Postponement of prep-schools’ closure pours cold water on Gülen-government row
Supporters of the Gülen movement have cautiously welcomed the government’s decision to set September 2015 as the deadline for the “transformation” of prep schools into private schools. CİHAN photoSupporters of the Gülen movement have cautiously welcomed the government’s decision to set September 2015 as the deadline for the “transformation” of prep schools into private schools, bringing down the heat in the ongoing row between the parties.
Deputy Prime Minister Bülent Arınç has announced prep-schools, known as “dershanes” in Turkey, will be given a time period of two years to convert their institutions into private schools, while denying that the move represents hostility toward the “Hizmet” (Service) movement of Islamic scholar Fethullah Gülen.

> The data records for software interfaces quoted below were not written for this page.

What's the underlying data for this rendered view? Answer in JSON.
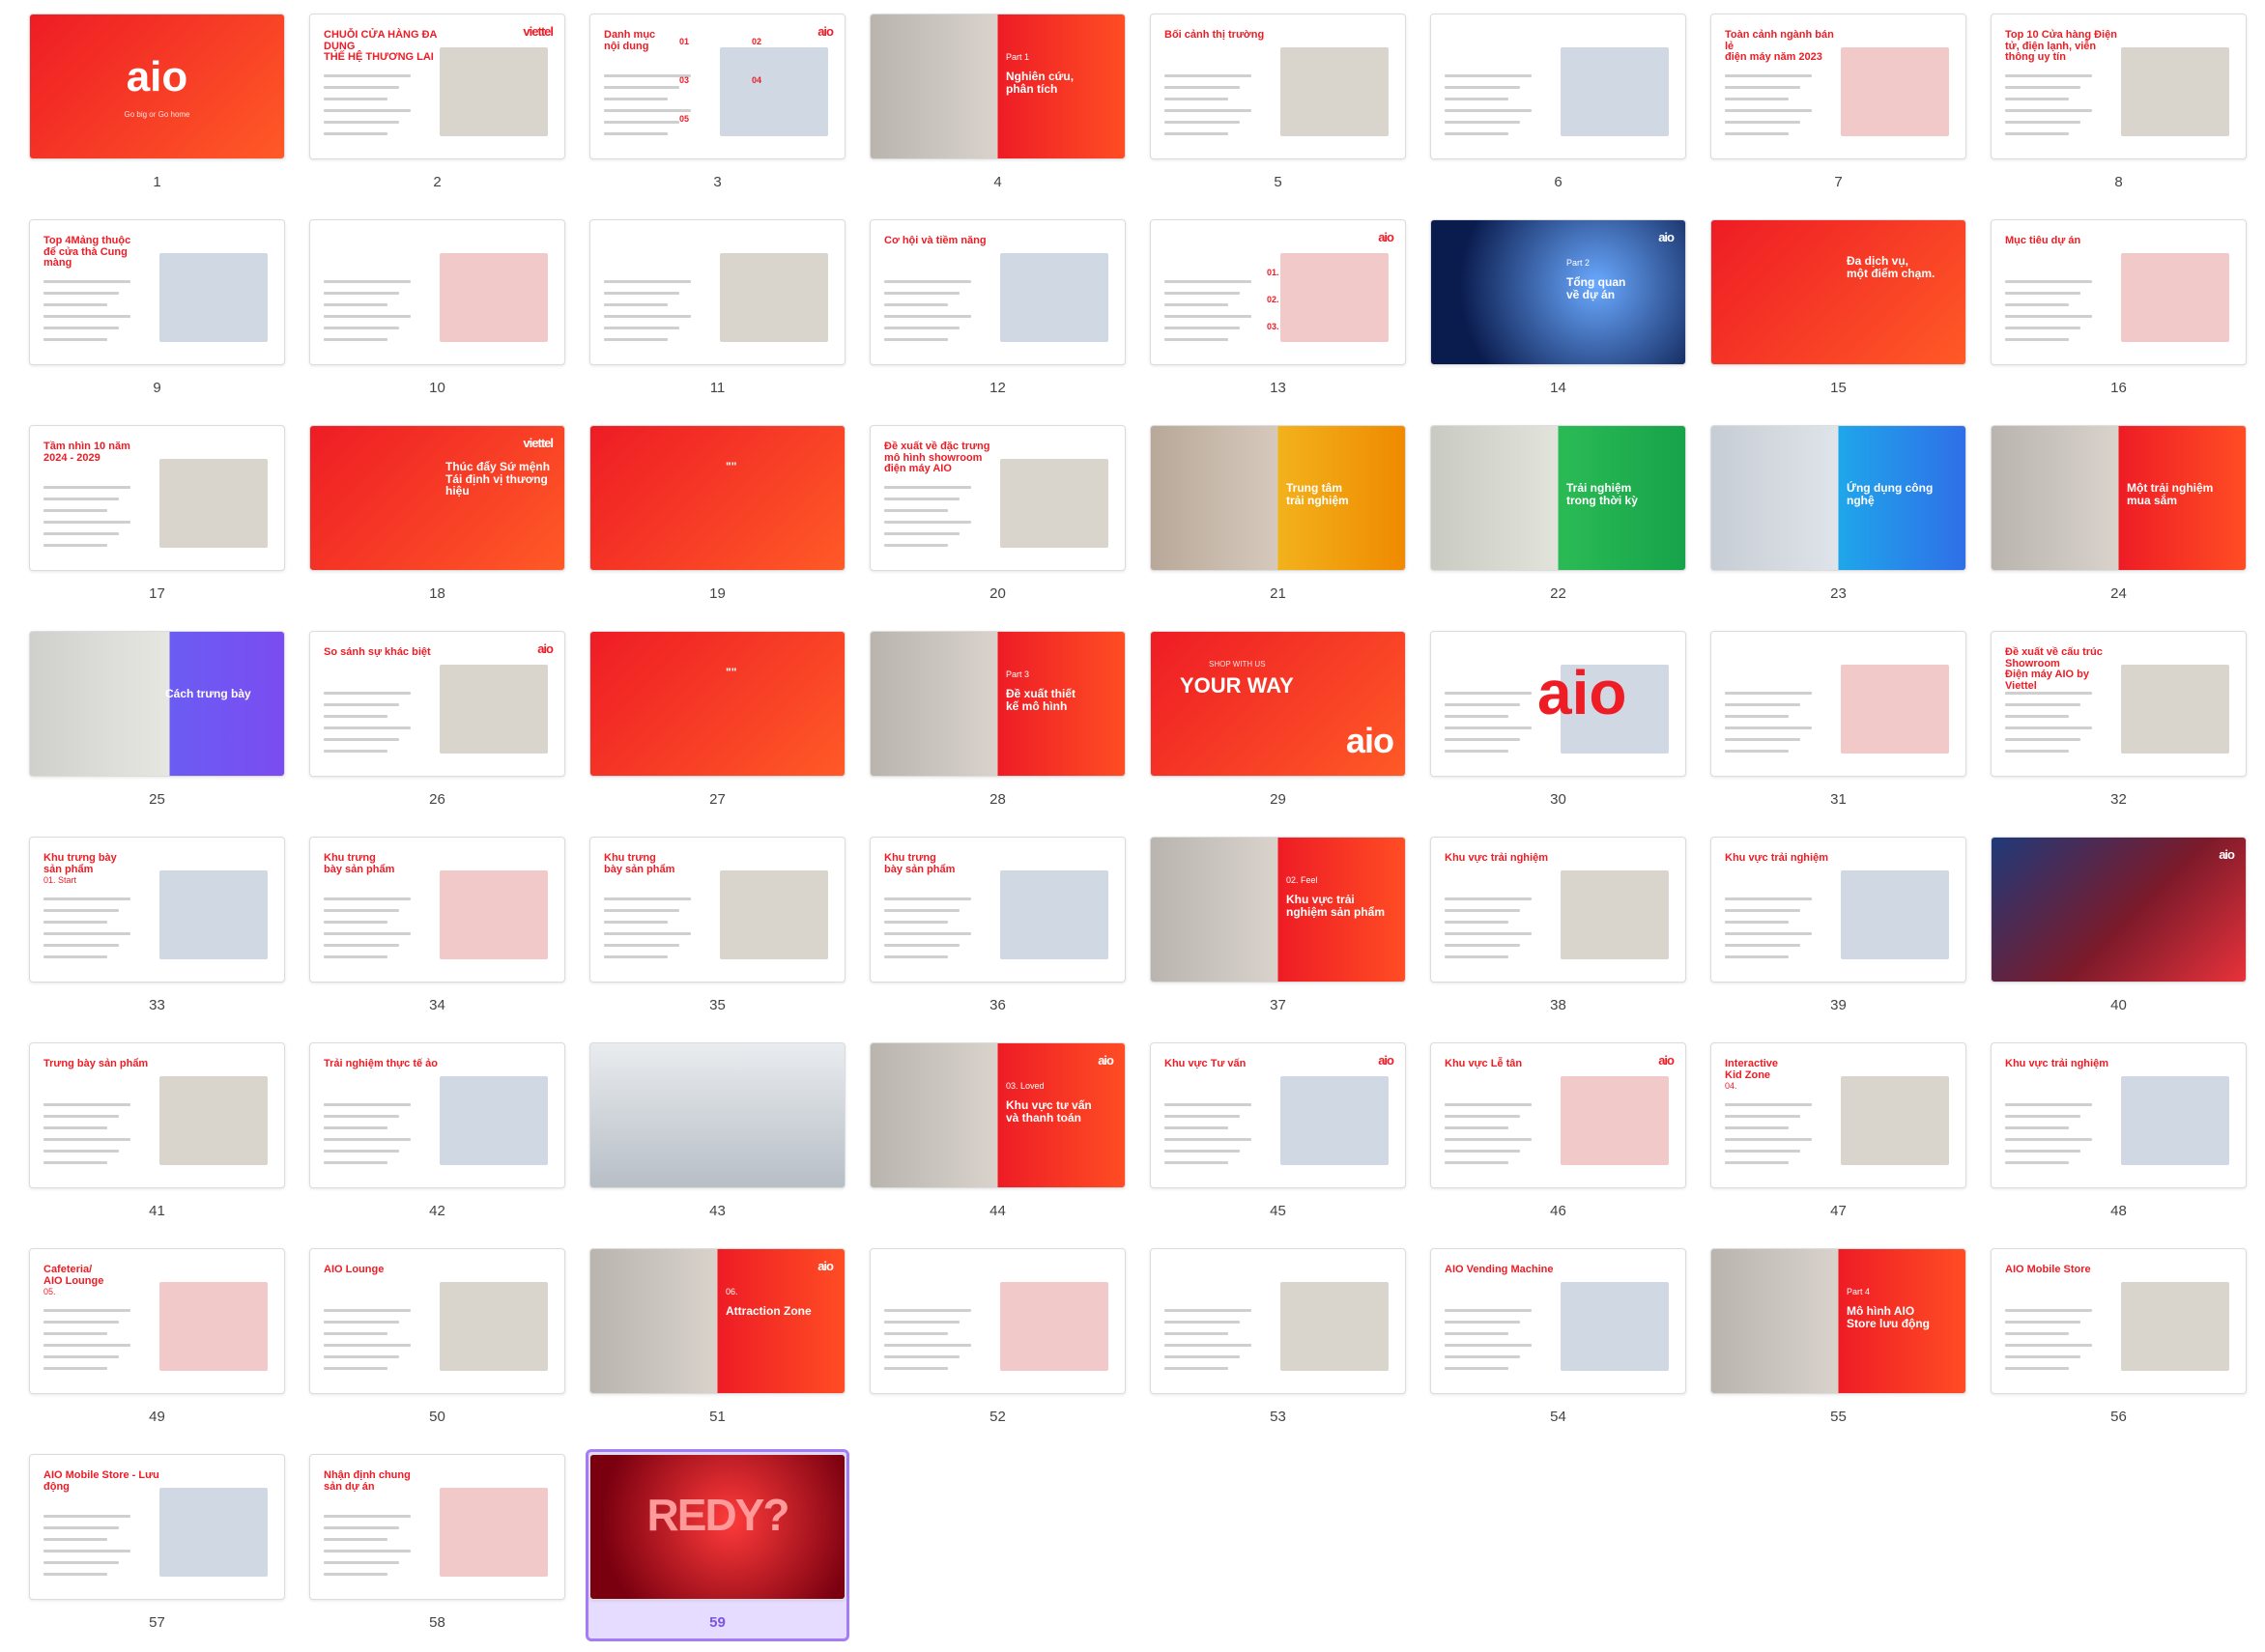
{
  "colors": {
    "brand_red": "#ee1c25",
    "brand_orange": "#ff5a26",
    "selection_purple": "#a47cf5",
    "selection_fill": "#e6dcff"
  },
  "selected_slide": "59",
  "slides": [
    {
      "num": "1",
      "style": "red",
      "title": "aio",
      "subtitle": "Go big or Go home"
    },
    {
      "num": "2",
      "style": "white",
      "title": "CHUỖI CỬA HÀNG ĐA DỤNG\nTHẾ HỆ THƯƠNG LAI",
      "logo": "viettel"
    },
    {
      "num": "3",
      "style": "white",
      "title": "Danh mục\nnội dung",
      "logo": "aio",
      "items": [
        "01",
        "02",
        "03",
        "04",
        "05"
      ]
    },
    {
      "num": "4",
      "style": "photo-red",
      "title": "Nghiên cứu,\nphân tích",
      "part": "Part 1"
    },
    {
      "num": "5",
      "style": "white",
      "title": "Bối cảnh thị trường"
    },
    {
      "num": "6",
      "style": "white",
      "title": ""
    },
    {
      "num": "7",
      "style": "white",
      "title": "Toàn cảnh ngành bán lẻ\nđiện máy năm 2023"
    },
    {
      "num": "8",
      "style": "white",
      "title": "Top 10 Cửa hàng Điện tử, điện lạnh, viễn thông uy tín"
    },
    {
      "num": "9",
      "style": "white",
      "title": "Top 4Mảng thuộc\nđể cửa thà Cung\nmàng"
    },
    {
      "num": "10",
      "style": "white",
      "title": ""
    },
    {
      "num": "11",
      "style": "white",
      "title": ""
    },
    {
      "num": "12",
      "style": "white",
      "title": "Cơ hội và tiềm năng"
    },
    {
      "num": "13",
      "style": "white",
      "title": "",
      "logo": "aio",
      "items": [
        "01.",
        "02.",
        "03."
      ]
    },
    {
      "num": "14",
      "style": "photo-blue",
      "title": "Tổng quan\nvề dự án",
      "part": "Part 2",
      "logo": "aio"
    },
    {
      "num": "15",
      "style": "red",
      "title": "Đa dịch vụ,\nmột điểm chạm."
    },
    {
      "num": "16",
      "style": "white",
      "title": "Mục tiêu dự án"
    },
    {
      "num": "17",
      "style": "white",
      "title": "Tầm nhìn 10 năm\n2024 - 2029"
    },
    {
      "num": "18",
      "style": "red",
      "title": "Thúc đẩy Sứ mệnh\nTái định vị thương hiệu",
      "logo": "viettel"
    },
    {
      "num": "19",
      "style": "red",
      "title": "\"\""
    },
    {
      "num": "20",
      "style": "white",
      "title": "Đề xuất về đặc trưng mô hình showroom điện máy AIO"
    },
    {
      "num": "21",
      "style": "photo-yellow",
      "title": "Trung tâm\ntrải nghiệm"
    },
    {
      "num": "22",
      "style": "photo-green",
      "title": "Trải nghiệm\ntrong thời kỳ"
    },
    {
      "num": "23",
      "style": "photo-blue2",
      "title": "Ứng dụng công nghệ"
    },
    {
      "num": "24",
      "style": "photo-red",
      "title": "Một trải nghiệm\nmua sắm"
    },
    {
      "num": "25",
      "style": "photo-purple",
      "title": "Cách trưng bày"
    },
    {
      "num": "26",
      "style": "white",
      "title": "So sánh sự khác biệt",
      "logo": "aio"
    },
    {
      "num": "27",
      "style": "red",
      "title": "\"\""
    },
    {
      "num": "28",
      "style": "photo-red",
      "title": "Đề xuất thiết\nkế mô hình",
      "part": "Part 3"
    },
    {
      "num": "29",
      "style": "red",
      "title": "YOUR WAY",
      "subtitle": "SHOP WITH US",
      "logo": "aio"
    },
    {
      "num": "30",
      "style": "white",
      "title": "aio"
    },
    {
      "num": "31",
      "style": "white",
      "title": ""
    },
    {
      "num": "32",
      "style": "white",
      "title": "Đề xuất về cấu trúc Showroom\nĐiện máy AIO by Viettel"
    },
    {
      "num": "33",
      "style": "white",
      "title": "Khu trưng bày\nsản phẩm",
      "tag": "01. Start"
    },
    {
      "num": "34",
      "style": "white",
      "title": "Khu trưng\nbày sản phẩm"
    },
    {
      "num": "35",
      "style": "white",
      "title": "Khu trưng\nbày sản phẩm"
    },
    {
      "num": "36",
      "style": "white",
      "title": "Khu trưng\nbày sản phẩm"
    },
    {
      "num": "37",
      "style": "photo-red",
      "title": "Khu vực trải\nnghiệm sản phẩm",
      "tag": "02. Feel"
    },
    {
      "num": "38",
      "style": "white",
      "title": "Khu vực trải nghiệm"
    },
    {
      "num": "39",
      "style": "white",
      "title": "Khu vực trải nghiệm"
    },
    {
      "num": "40",
      "style": "photo-dark",
      "title": "",
      "logo": "aio"
    },
    {
      "num": "41",
      "style": "white",
      "title": "Trưng bày sản phẩm"
    },
    {
      "num": "42",
      "style": "white",
      "title": "Trải nghiệm thực tế ảo"
    },
    {
      "num": "43",
      "style": "photo-grey",
      "title": ""
    },
    {
      "num": "44",
      "style": "photo-red",
      "title": "Khu vực tư vấn\nvà thanh toán",
      "tag": "03. Loved",
      "logo": "aio"
    },
    {
      "num": "45",
      "style": "white",
      "title": "Khu vực Tư vấn",
      "logo": "aio"
    },
    {
      "num": "46",
      "style": "white",
      "title": "Khu vực Lễ tân",
      "logo": "aio"
    },
    {
      "num": "47",
      "style": "white",
      "title": "Interactive\nKid Zone",
      "tag": "04."
    },
    {
      "num": "48",
      "style": "white",
      "title": "Khu vực trải nghiệm"
    },
    {
      "num": "49",
      "style": "white",
      "title": "Cafeteria/\nAIO Lounge",
      "tag": "05."
    },
    {
      "num": "50",
      "style": "white",
      "title": "AIO Lounge"
    },
    {
      "num": "51",
      "style": "photo-red",
      "title": "Attraction Zone",
      "tag": "06.",
      "logo": "aio"
    },
    {
      "num": "52",
      "style": "white",
      "title": ""
    },
    {
      "num": "53",
      "style": "white",
      "title": ""
    },
    {
      "num": "54",
      "style": "white",
      "title": "AIO Vending Machine"
    },
    {
      "num": "55",
      "style": "photo-red",
      "title": "Mô hình AIO\nStore lưu động",
      "tag": "Part 4"
    },
    {
      "num": "56",
      "style": "white",
      "title": "AIO Mobile Store"
    },
    {
      "num": "57",
      "style": "white",
      "title": "AIO Mobile Store - Lưu động"
    },
    {
      "num": "58",
      "style": "white",
      "title": "Nhận định chung\nsản dự án"
    },
    {
      "num": "59",
      "style": "red-dark",
      "title": "REDY?"
    }
  ]
}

“We want to realize this transformation project. No one should perceive this as ill will against prep schools,” he said, speaking after a 7.5-hour-long Cabinet meeting on Dec. 2. He also claimed that some groups were seeking to incite a row between the government and the Gülen Movement.
Osman Şimşek, editor of herkul.org website that broadcasts Gülen’s speeches, posted his reaction on Twitter a few hours after Arınç’s announcement, expressing his partial satisfaction with the decision.
“If the statement isn’t denied in words or in practice tomorrow (as was done two times before) I found some issues, like the broadening of the ‘transformation’ process, positive,” he said, recalling that Prime Minister Recep Tayyip Erdoğan was scheduled to deliver a speech at his party’s group meeting one day after Arınç’s statements. Erdoğan had previously contradicted Arınç’s remarks, which caused resentment on Arınç’s side.
Şimşek asserted he agreed with the good wishes voiced by Arınç, but also stressed the democratic right claims shouldn’t be identified as “sedition.”
“People’s standing against different oppressions and using democratic rights according to rules is not sedition,” he stated, criticizing government’s attempts to attribute some third parties as the source of the row between the government and Gülen community.
In his statement, he also announced that Gülen had recorded a speech on “obstinacy,” but the release of the video, which was actually scheduled for Dec. 3, will be on Dec. 4.
Hüseyin Gülerce, a columnist for daily Zaman and a prominent figure of the “Gülen Movement,” also hailed the postponement decision through his twitter account.
“I think the tension will decrease from tomorrow [Dec. 3] on and the future of dershanes will be discussed on a healthy basis,” he said, a mistake that had been avoided.
“The exam system can be changed in two years. In the meantime the transformation study will go on,” he added.
The row between followers of the Gülen movement and the Turkish government that erupted due to government’s decision to abolish prep-schools took on another dimension after a daily revealed Nov. 28 that the government had signed a National Security Council (MGK) decision recommending an action plan against the Gülen movement back in 2004.
Although the Government officials insisted the MGK decision had never been enforced, the document still added to the tension.
In his announcement on Dec. 2, Arınç denied that the government and the Hizmet movement were in confrontation, saying that such a confrontation would have “bad consequences” for Turkey.
He categorically refused to describe the move as the “abolition” of prep schools, instead describing it as a “transformation.”
“You can’t consider all private examination prep schools’ owners as part of the ‘Hizmet’ movement or community. The movement’s share among all prep schools is 22 percent,” he said.